I can see Wright at the business end of this competition, carried by a tide of well-wishing and vigorous backhand turns that seem to spray carefree recklessness into the air. I’d love to see it, especially if we go to the Bowl.
Alongside Wright, an assorted collection of has-beens, never-quite-weres and never-will-bes advanced.
Michael Rodrigues and Jordy Smith sent Callum Robson to the elimination round, despite Robson leading for most of the heat. For my money, the wave that turned it for Smith was horrendously overscored.
Future journeymen Ryan Callinan and Jackson Baker made their way to the Round of 32. The former did it with some snappy backhand surfing, the latter like a raging flamingo.
I’m sure that seems like a slight, calling them future journeymen, and I suppose it is. I happen to enjoy the surfing of both men immensely, but as always with this game, and especially in the current format, there are two tiers, and neither are in the tier marked Potential World Champion.
Once, though it’s hard to believe now, Kolohe Andino was in this tier. He topped the list of renaissance men today by winning his heat against stiff opposition in O’Leary and Ferreira.
How long since Kolohe won a heat?
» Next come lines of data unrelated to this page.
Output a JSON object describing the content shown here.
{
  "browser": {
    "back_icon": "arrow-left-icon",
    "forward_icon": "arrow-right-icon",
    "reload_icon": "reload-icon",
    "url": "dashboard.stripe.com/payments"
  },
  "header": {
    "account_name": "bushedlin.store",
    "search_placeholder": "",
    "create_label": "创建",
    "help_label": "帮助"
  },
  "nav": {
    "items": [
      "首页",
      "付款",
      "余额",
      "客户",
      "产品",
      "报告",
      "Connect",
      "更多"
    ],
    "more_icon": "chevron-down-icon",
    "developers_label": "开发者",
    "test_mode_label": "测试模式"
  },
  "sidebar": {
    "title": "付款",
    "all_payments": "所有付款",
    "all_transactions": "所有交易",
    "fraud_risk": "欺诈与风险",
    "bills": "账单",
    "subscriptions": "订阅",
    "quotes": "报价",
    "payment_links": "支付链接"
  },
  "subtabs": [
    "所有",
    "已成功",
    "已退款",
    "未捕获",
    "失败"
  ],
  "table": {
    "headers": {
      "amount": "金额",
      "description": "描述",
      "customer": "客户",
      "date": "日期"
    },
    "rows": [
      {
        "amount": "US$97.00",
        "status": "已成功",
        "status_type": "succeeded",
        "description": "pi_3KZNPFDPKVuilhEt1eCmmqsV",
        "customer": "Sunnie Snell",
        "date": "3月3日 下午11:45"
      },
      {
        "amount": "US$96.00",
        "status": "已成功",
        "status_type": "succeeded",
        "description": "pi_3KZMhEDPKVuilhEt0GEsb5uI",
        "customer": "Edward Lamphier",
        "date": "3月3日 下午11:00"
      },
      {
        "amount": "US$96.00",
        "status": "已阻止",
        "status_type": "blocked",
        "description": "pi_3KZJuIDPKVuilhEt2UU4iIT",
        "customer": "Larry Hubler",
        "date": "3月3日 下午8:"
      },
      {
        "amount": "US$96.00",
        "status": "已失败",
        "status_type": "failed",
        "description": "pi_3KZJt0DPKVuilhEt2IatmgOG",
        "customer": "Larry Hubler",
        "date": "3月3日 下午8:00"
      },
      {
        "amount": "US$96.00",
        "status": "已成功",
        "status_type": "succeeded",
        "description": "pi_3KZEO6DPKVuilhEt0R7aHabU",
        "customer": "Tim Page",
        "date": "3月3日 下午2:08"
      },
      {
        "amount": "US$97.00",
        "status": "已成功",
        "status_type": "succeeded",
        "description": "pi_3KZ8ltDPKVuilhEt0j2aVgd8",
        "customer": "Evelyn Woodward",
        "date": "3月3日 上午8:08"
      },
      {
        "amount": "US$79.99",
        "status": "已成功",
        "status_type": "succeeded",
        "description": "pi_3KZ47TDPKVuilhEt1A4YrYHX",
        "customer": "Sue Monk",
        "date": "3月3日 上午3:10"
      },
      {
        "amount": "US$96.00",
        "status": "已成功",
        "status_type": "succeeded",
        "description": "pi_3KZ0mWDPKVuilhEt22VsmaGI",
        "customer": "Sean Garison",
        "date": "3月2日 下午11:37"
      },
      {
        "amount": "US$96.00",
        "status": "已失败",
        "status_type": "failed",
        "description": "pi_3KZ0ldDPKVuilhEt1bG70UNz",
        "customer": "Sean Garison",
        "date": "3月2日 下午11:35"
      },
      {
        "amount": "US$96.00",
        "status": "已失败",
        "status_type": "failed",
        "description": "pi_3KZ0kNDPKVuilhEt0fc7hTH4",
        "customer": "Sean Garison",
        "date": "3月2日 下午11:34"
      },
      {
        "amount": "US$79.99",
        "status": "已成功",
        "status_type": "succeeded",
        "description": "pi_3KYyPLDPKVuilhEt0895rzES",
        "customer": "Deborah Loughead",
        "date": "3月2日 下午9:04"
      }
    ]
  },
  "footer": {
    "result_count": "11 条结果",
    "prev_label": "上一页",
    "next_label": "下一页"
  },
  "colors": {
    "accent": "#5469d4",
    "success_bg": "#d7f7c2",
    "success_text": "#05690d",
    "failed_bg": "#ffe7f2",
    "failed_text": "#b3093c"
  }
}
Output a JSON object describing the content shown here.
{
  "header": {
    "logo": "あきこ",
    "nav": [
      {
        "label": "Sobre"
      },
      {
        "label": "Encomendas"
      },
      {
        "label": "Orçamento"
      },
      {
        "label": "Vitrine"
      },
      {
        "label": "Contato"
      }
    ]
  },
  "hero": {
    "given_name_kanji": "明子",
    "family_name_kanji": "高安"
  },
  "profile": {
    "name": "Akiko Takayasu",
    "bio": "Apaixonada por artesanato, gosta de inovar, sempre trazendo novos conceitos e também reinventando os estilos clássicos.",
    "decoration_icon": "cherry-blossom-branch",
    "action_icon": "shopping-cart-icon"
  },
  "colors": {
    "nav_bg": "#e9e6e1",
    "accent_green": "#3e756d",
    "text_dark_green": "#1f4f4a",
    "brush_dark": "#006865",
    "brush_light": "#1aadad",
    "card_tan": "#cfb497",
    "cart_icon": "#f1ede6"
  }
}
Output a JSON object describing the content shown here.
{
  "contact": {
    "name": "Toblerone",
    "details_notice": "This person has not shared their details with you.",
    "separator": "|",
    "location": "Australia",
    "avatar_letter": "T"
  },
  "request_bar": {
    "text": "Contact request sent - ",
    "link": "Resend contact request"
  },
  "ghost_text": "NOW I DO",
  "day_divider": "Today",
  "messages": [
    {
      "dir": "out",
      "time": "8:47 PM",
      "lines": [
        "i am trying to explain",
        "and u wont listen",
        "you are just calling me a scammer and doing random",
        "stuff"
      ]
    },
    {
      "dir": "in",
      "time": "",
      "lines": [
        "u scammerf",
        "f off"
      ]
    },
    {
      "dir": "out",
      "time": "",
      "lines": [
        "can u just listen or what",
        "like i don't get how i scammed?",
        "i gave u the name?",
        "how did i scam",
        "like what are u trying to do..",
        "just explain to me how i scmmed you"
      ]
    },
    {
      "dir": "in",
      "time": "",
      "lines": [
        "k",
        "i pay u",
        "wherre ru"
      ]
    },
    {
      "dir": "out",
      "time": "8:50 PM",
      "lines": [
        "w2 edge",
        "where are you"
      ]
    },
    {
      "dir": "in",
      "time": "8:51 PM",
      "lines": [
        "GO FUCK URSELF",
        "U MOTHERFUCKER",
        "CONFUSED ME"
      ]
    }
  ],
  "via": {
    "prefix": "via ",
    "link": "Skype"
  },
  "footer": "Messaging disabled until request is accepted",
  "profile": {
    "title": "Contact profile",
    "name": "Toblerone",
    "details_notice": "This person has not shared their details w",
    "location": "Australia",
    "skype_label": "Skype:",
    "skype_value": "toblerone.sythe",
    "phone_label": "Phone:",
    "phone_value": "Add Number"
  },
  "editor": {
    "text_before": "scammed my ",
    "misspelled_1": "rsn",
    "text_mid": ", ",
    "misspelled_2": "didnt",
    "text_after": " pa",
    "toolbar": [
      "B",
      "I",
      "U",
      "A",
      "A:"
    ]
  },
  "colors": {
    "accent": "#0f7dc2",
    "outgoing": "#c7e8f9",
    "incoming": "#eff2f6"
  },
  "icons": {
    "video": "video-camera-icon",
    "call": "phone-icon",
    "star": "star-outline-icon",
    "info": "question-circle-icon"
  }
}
In his post heat interview Andino indicated his desire to requalify through the CS, should he fall off Tour. “It feels like I’ve been on Tour forever”, he said. “But I’m not even thirty yet.” Staggering but true.
Two men on the cusp of the top tier are Yago Dora and Sammy Pupo, who surfed superbly, given the ordinary conditions. Both men are dynamic, solid on their feet, and retain the potential to thrill. But of course, they’re from the finest surfing nation on earth.
Robinson, Medina and Florence all looked good today, as they should. And Kanoa finally surfed the heat he’s been looking for.
Post heat interviews with our current top five surfers, all of whom advanced, were adorned with the worst WSL graphic in some time, informing us they’d Made The Cut.
I know some people still don’t want to hear it, but The Cut works. These opening round heats seem meaningful, and that has both improved the entertainment value of pro surfing, and gone some way to improving the major issues of comps and heats being slow or inconsequential.
What a point of difference, too, between the commentary teams today. It was particularly apparent since I was driving and more reliant on audio than usual. Bugs might be a lovable vet, but he offers little in the way of insight. Turpel’s major problem, as is well documented, is that his tone never changes. I’m sure in his head he’s the smoothest cat in the booth, skipping from segue to segue without pausing for breath. But the problem is it just becomes noise. Half-stories and poorly executed anecdotes, all in the same, flat tone.
Heartbreak, humour, joy, pity…it’s all the same to Joe.
Thankfully, Ronnie and Richie were refreshingly competent.
The ferry has docked, the disgusting ginger man has gone, and the sun shines. I’ll be camped out in my van, hoping for a few lay days, but dedicated to the cause all the same.